Benthic species and communities are linked to pelagic zooplankton through life-stages encompassing both benthic and pelagic habitats and through a mutual dependency on primary producers as a food source. Many zooplankton taxa contribute to the sedimentary system as benthic eggs. Our main aim was to investigate the nature of the population level biotic interactions between and within these two seemingly independent communities, both dependent on the pelagic primary production, while simultaneously accounting for environmental drivers (salinity, temperature and oxygen conditions). To this end we applied multivariate autoregressive state-space models to long (1966–2007) time-series of annual abundance data, comparing models with and without interspecific interactions, as well as models with and without environmental variables included. We were not able to detect any direct coupling between sediment-dwelling benthic taxa and pelagic copepods and cladocerans on the annual scale, but the most parsimonious model indicated that interactions within the benthic community are important.
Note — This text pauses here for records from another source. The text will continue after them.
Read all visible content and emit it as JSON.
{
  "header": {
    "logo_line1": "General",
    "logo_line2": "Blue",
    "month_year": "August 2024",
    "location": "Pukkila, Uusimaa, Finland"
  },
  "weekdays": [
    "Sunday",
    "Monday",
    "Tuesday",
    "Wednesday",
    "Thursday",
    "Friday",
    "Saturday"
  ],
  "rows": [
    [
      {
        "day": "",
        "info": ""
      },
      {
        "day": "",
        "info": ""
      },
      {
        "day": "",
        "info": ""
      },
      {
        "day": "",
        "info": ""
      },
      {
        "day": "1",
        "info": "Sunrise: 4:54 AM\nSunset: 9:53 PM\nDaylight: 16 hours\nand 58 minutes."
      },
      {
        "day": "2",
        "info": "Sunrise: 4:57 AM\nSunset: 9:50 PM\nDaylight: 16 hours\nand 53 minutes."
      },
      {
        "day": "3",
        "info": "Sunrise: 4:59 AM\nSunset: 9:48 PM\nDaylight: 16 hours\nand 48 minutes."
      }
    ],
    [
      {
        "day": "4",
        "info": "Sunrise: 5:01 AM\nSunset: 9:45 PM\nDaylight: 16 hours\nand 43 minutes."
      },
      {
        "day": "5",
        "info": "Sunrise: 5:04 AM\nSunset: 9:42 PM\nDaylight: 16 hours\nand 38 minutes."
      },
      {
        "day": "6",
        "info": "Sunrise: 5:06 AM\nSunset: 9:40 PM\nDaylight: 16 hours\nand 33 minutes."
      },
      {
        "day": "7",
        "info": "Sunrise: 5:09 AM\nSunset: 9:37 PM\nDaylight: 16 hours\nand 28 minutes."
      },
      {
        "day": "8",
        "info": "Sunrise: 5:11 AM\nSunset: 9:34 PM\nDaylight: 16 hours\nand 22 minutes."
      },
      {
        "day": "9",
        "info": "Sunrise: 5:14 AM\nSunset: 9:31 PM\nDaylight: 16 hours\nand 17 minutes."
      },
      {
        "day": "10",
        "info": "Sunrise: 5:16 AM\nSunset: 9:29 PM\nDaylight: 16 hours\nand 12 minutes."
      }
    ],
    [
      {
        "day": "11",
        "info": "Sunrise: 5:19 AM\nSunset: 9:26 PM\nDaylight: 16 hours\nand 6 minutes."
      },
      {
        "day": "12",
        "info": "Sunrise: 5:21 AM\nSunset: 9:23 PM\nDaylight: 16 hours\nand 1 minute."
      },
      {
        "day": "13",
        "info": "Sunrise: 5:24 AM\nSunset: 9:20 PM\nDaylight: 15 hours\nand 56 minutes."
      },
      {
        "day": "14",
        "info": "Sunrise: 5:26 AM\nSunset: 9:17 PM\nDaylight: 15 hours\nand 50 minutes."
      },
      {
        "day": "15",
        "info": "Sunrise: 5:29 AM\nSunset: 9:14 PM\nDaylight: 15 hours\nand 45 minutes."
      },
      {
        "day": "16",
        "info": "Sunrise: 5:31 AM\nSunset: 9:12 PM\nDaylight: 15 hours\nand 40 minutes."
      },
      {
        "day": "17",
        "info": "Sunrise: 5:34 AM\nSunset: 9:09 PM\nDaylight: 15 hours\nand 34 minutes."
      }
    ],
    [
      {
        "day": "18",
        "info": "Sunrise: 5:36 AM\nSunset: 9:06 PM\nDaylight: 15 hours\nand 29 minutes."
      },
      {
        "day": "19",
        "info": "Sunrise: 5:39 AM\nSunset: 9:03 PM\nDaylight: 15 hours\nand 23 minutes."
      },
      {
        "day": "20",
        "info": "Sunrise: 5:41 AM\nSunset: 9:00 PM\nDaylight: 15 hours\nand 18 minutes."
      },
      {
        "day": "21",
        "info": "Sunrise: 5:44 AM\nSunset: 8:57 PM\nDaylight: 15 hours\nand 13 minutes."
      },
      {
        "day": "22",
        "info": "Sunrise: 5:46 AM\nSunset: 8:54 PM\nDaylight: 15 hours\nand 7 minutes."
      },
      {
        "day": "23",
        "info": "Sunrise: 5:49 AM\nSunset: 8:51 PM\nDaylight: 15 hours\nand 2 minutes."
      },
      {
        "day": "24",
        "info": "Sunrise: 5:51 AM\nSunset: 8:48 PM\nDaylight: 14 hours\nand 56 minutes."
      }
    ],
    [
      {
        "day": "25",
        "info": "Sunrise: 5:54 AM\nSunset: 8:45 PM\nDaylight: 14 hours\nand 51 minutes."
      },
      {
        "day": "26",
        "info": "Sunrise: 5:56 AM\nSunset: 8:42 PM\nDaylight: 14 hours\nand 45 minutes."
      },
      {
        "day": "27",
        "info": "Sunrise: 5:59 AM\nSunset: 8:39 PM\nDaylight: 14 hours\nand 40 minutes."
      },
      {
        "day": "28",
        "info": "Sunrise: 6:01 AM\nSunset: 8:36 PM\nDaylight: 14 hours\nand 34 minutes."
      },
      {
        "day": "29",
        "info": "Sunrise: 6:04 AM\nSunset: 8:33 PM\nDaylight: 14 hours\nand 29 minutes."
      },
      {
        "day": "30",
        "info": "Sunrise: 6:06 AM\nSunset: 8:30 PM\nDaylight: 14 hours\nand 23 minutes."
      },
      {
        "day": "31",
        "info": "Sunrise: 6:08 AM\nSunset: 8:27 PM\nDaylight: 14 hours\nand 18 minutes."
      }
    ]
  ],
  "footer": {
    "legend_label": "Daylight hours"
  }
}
There were also positive residual correlations between the copepods and cladocerans potentially reflecting the availability of a shared resource or similar seasonal dependence, whereas both groups tended to correlate negatively with the zoobenthic taxa. The most notable single interaction within the benthic community was a tendency for a negative effect of Limecola balthica on the amphipods Monoporeia affinis and Pontoporeia femorata, which can help explain the observed decrease of amphipods due to increased competitive interference.
The data consist of field data on zooplankton abundances gathered during 2016, as well as the time-series used for the community model described in the paper.